**Task brief**
Your answer is every line of the material below in which the string "title" occurs.

**Supplied information**

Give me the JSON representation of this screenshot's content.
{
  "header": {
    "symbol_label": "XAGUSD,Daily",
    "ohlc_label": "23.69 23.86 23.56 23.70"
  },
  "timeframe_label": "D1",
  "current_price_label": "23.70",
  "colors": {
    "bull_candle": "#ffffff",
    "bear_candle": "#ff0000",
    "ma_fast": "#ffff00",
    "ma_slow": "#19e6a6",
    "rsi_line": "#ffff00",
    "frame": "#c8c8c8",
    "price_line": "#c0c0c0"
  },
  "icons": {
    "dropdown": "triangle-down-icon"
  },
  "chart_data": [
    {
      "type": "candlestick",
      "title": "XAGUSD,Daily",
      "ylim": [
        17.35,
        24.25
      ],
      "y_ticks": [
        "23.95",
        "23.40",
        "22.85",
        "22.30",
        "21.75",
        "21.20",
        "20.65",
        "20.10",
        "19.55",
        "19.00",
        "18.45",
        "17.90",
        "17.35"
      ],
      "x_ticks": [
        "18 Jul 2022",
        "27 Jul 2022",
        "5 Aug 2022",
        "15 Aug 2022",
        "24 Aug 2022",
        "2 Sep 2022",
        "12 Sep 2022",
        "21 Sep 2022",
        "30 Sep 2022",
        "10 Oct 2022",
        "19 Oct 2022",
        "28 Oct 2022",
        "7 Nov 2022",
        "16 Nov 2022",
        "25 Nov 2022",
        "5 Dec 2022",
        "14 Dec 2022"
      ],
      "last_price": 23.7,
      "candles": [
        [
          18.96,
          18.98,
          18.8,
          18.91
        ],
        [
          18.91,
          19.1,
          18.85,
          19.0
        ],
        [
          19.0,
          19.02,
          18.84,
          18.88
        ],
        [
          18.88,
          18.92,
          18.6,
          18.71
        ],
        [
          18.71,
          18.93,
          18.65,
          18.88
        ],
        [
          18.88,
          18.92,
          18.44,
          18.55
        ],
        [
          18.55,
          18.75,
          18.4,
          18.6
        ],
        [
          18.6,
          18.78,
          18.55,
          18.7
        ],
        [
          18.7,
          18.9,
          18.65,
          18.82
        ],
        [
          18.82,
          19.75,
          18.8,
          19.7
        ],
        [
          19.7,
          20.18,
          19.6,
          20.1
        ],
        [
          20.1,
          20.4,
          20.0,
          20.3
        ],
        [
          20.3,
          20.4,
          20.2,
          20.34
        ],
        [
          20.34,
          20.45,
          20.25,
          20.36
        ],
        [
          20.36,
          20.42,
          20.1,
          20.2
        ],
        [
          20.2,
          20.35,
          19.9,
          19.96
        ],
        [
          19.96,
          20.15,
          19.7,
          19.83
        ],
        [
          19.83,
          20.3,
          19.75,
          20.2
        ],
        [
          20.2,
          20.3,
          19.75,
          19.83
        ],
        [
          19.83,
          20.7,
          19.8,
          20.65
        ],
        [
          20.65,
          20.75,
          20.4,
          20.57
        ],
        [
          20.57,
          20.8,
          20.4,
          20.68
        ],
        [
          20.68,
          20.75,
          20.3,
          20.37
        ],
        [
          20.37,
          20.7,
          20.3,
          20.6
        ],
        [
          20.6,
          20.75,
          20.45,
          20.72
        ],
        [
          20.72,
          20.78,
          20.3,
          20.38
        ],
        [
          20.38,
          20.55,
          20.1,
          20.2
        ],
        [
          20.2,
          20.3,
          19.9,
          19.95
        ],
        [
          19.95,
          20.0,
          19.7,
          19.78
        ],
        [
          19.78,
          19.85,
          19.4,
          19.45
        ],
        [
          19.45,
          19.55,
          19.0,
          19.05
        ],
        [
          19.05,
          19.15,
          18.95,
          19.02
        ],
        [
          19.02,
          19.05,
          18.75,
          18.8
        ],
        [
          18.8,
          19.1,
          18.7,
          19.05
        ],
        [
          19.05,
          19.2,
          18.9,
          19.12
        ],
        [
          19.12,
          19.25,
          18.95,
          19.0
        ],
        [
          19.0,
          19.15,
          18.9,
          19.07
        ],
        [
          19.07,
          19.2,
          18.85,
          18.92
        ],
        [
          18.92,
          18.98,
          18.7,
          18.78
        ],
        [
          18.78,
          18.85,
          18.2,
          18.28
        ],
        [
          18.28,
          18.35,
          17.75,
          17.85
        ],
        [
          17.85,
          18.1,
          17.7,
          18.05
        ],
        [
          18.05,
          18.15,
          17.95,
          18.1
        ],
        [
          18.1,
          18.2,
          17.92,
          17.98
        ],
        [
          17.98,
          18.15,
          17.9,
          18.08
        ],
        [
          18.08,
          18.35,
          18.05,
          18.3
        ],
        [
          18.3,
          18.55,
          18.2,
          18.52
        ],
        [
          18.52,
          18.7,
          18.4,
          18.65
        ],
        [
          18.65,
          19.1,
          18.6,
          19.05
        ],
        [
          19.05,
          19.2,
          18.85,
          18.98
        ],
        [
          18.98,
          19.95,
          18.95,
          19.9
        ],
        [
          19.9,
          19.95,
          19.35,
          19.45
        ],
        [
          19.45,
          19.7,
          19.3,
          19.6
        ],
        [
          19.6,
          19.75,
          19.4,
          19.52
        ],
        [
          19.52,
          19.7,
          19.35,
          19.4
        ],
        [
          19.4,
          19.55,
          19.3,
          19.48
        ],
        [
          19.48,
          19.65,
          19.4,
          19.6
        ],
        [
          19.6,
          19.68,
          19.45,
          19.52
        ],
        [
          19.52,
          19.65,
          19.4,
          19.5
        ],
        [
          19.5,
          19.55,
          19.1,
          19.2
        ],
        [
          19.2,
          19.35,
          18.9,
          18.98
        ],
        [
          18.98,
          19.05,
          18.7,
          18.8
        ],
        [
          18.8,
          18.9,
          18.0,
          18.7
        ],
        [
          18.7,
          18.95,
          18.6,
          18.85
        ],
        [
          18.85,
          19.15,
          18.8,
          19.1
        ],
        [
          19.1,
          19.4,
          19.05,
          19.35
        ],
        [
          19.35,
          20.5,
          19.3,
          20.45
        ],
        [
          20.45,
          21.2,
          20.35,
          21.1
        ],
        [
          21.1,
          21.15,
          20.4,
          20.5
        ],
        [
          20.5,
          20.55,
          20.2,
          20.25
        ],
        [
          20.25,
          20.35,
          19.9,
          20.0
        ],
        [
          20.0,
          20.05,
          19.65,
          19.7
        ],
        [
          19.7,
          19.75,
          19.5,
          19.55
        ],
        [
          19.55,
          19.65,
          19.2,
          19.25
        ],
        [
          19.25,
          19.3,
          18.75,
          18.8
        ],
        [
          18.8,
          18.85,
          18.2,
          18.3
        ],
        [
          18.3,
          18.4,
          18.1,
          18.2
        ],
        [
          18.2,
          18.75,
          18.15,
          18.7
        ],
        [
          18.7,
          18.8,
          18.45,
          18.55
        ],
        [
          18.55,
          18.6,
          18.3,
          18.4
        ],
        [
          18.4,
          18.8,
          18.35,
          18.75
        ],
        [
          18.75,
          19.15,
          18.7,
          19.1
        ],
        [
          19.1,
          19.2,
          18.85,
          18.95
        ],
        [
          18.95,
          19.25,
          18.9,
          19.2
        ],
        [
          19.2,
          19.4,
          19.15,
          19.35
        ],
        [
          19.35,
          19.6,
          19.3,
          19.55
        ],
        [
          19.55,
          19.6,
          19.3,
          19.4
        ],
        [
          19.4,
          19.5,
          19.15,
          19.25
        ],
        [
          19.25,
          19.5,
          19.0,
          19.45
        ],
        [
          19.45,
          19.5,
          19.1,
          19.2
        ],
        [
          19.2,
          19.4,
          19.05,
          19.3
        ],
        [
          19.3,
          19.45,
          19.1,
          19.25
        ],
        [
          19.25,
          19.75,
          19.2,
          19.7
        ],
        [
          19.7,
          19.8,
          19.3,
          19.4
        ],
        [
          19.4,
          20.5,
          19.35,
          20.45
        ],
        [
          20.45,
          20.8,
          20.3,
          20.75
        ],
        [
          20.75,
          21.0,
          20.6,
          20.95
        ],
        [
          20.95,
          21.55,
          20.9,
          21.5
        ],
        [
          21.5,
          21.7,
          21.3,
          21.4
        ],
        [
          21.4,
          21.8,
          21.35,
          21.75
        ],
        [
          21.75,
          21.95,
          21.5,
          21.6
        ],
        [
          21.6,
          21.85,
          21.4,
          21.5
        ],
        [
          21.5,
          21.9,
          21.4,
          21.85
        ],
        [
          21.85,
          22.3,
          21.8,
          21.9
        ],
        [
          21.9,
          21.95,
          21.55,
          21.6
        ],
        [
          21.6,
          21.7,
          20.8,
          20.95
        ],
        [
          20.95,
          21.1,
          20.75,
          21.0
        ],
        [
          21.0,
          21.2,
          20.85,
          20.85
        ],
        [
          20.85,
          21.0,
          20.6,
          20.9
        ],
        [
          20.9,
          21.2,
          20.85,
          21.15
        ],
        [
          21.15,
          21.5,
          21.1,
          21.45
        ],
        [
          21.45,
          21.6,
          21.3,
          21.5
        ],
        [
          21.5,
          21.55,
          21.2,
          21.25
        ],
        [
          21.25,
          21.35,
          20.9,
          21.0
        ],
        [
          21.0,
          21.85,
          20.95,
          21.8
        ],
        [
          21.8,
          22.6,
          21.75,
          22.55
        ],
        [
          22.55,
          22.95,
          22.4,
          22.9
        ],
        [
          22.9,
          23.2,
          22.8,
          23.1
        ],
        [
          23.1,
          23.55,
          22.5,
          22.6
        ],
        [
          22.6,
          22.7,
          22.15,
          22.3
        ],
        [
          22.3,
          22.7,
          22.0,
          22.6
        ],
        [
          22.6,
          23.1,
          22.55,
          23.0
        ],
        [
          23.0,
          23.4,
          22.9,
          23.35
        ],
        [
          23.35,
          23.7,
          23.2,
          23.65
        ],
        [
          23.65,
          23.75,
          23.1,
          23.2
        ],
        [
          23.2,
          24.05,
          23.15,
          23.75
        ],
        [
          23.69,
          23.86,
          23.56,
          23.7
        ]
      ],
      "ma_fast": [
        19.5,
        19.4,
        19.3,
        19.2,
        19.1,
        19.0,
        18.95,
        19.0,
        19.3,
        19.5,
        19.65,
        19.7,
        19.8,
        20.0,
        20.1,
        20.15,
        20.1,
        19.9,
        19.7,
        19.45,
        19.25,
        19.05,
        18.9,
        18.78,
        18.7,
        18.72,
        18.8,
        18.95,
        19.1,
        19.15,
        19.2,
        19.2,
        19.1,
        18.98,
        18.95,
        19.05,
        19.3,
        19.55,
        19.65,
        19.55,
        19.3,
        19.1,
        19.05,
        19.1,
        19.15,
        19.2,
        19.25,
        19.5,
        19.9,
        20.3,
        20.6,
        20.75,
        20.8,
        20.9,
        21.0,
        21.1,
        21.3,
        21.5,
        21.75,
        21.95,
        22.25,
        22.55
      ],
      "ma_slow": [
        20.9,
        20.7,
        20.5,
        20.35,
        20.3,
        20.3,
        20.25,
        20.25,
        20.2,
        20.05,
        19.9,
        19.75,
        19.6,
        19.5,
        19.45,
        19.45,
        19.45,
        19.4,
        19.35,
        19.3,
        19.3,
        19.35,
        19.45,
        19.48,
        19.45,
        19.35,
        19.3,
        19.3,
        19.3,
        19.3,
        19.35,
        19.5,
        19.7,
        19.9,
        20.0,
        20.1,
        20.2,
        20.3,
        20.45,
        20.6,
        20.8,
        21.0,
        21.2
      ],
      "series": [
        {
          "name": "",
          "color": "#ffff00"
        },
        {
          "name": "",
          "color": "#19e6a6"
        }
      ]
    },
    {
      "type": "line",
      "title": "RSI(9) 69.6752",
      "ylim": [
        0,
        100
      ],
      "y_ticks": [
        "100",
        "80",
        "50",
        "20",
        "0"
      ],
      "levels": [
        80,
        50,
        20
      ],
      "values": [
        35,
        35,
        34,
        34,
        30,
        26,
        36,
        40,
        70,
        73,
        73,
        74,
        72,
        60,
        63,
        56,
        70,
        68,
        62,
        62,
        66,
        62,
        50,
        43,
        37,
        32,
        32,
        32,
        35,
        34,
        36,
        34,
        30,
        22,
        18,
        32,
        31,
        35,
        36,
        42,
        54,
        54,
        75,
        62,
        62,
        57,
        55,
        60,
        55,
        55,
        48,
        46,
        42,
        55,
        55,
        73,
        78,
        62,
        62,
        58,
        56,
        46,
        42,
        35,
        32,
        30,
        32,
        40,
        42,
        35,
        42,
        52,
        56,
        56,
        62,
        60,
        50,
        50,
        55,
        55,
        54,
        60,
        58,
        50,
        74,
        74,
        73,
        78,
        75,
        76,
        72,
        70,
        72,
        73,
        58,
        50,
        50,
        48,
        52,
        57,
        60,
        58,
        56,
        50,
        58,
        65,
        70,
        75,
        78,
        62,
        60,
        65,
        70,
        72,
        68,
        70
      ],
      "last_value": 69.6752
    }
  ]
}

**Result**
      "title": "XAGUSD,Daily",
      "title": "RSI(9) 69.6752",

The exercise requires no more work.